In the records that follow, count the lines where the string "name" appears, and give the count with nothing added.

*** Dataset entries

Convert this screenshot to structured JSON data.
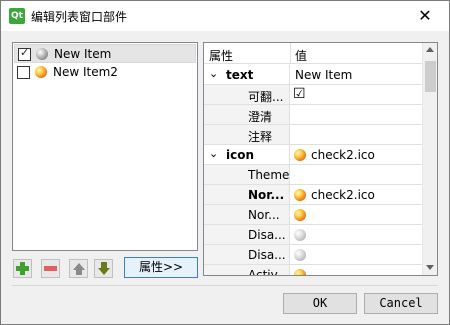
{
  "window": {
    "title": "编辑列表窗口部件",
    "app_icon_label": "Qt",
    "close_glyph": "✕"
  },
  "list": {
    "items": [
      {
        "label": "New Item",
        "checked": true,
        "icon": "gray-gem-icon"
      },
      {
        "label": "New Item2",
        "checked": false,
        "icon": "orange-gem-icon"
      }
    ]
  },
  "toolbar": {
    "properties_label": "属性>>"
  },
  "property_grid": {
    "headers": {
      "property": "属性",
      "value": "值"
    },
    "rows": [
      {
        "name": "text",
        "value": "New Item",
        "bold": true,
        "group": true,
        "expander": "⌄"
      },
      {
        "name": "可翻...",
        "value": "☑",
        "child": true
      },
      {
        "name": "澄清",
        "value": "",
        "child": true
      },
      {
        "name": "注释",
        "value": "",
        "child": true
      },
      {
        "name": "icon",
        "value": "check2.ico",
        "bold": true,
        "group": true,
        "expander": "⌄",
        "icon": "orange-gem-icon"
      },
      {
        "name": "Theme",
        "value": "",
        "child": true
      },
      {
        "name": "Nor...",
        "value": "check2.ico",
        "bold": true,
        "child": true,
        "icon": "orange-gem-icon"
      },
      {
        "name": "Nor...",
        "value": "",
        "child": true,
        "icon": "orange-gem-icon"
      },
      {
        "name": "Disa...",
        "value": "",
        "child": true,
        "icon": "gray-gem-icon"
      },
      {
        "name": "Disa...",
        "value": "",
        "child": true,
        "icon": "gray-gem-icon"
      },
      {
        "name": "Activ...",
        "value": "",
        "child": true,
        "icon": "orange-gem-icon"
      }
    ]
  },
  "buttons": {
    "ok": "OK",
    "cancel": "Cancel"
  }
}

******

● Result: 11